One could logically argue that the Melian Dialogue, which takes place in Book V, Chapter XVII, of The History of the Peloponnesian Wars, by Thucydides, does validate the realist position. The Realist school of thought with respect to international relations posits that nations act in their self-interest, rather than out of any altruistic motives. When Thucydides wrote the Melian Dialogue, he was illustrating the disparate motivations that influence or dictate policy. The overwhelming strength of Athens relative to the tiny Spartan island of Melos presented such a disparity in power that the former was able to dictate terms to the latter without fear of consequences. The Melians, in contrast, can only appeal to altruistic sentiments across the negotiating table that simply don't exist. The following two quotes from the Athenian delegation provide a very good example of this element of the Realist school:

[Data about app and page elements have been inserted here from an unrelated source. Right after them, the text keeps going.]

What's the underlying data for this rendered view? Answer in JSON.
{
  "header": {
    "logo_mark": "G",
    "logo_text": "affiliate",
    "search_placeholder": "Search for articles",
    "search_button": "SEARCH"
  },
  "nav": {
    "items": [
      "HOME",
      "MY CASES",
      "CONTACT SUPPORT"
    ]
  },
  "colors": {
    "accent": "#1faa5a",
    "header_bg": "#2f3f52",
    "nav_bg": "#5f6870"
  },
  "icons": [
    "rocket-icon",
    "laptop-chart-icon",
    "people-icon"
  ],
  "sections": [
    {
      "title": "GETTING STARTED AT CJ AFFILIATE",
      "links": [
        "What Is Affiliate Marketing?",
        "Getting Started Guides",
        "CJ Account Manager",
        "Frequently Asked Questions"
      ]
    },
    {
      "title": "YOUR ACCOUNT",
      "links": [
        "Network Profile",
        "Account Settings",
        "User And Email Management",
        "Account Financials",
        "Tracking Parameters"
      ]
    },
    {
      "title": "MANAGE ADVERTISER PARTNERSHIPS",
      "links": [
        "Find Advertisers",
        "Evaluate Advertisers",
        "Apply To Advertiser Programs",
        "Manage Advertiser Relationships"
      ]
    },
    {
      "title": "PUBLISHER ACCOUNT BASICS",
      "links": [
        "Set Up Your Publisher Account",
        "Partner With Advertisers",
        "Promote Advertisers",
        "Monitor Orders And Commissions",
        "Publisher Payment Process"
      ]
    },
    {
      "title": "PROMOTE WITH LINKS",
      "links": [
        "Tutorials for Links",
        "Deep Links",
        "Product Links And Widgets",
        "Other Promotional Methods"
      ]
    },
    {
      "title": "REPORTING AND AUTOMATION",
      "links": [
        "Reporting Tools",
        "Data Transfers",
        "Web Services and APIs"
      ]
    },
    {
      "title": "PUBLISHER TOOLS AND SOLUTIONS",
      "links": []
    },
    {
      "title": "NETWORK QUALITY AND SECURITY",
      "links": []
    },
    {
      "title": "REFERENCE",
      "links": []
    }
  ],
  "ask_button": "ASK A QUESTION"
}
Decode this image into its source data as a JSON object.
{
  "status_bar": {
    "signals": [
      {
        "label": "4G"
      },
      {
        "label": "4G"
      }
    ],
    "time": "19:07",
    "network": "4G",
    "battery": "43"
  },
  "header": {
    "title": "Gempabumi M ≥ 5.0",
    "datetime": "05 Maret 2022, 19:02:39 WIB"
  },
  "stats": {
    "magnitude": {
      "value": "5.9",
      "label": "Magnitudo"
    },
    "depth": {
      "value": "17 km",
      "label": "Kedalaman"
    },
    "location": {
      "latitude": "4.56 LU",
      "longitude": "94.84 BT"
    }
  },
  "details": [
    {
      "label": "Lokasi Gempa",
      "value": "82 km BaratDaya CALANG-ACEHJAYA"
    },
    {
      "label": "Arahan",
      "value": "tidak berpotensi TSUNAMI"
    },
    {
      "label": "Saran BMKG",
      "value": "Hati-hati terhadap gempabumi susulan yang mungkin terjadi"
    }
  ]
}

". . .you know as well as we do that right, as the world goes, is only in question between equals in power, while the strong do what they can and the weak suffer what they must."
"You, by giving in, would save yourselves from disaster; we, by not destroying you, would be able to profit from you."
These passages from the Dialogue are considered seminal examples of realism, followed perhaps most significantly by the writings of Niccolo Machiavelli. While both the Melian Dialogue and Machiavelli's The Prince are products of the authors' observations and experiences, neither one in and of itself validates a school of thought. Taken together, they illustrate the prevalence of a certain theory of international relations in practice, which does serve to validate the realist position.